● **Supplied data**
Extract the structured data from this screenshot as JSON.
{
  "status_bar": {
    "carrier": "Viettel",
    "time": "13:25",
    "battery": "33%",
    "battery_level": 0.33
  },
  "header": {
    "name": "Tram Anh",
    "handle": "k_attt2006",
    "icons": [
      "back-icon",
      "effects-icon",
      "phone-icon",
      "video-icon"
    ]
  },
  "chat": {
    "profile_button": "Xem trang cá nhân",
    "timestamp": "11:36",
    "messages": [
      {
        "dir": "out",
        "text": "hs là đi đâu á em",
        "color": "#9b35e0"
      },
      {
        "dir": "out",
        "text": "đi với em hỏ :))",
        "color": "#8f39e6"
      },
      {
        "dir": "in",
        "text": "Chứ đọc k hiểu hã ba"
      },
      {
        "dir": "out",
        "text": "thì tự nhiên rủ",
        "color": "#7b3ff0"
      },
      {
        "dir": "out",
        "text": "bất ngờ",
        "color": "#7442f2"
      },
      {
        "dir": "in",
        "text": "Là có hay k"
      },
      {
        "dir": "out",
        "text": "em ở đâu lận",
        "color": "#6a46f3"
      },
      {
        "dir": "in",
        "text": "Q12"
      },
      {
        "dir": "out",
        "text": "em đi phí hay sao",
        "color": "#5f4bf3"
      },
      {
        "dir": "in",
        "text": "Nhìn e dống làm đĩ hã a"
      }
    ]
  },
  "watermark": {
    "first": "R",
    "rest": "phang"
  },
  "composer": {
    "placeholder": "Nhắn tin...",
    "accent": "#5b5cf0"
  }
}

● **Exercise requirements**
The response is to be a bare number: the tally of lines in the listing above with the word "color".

● **Response to the exercise**
6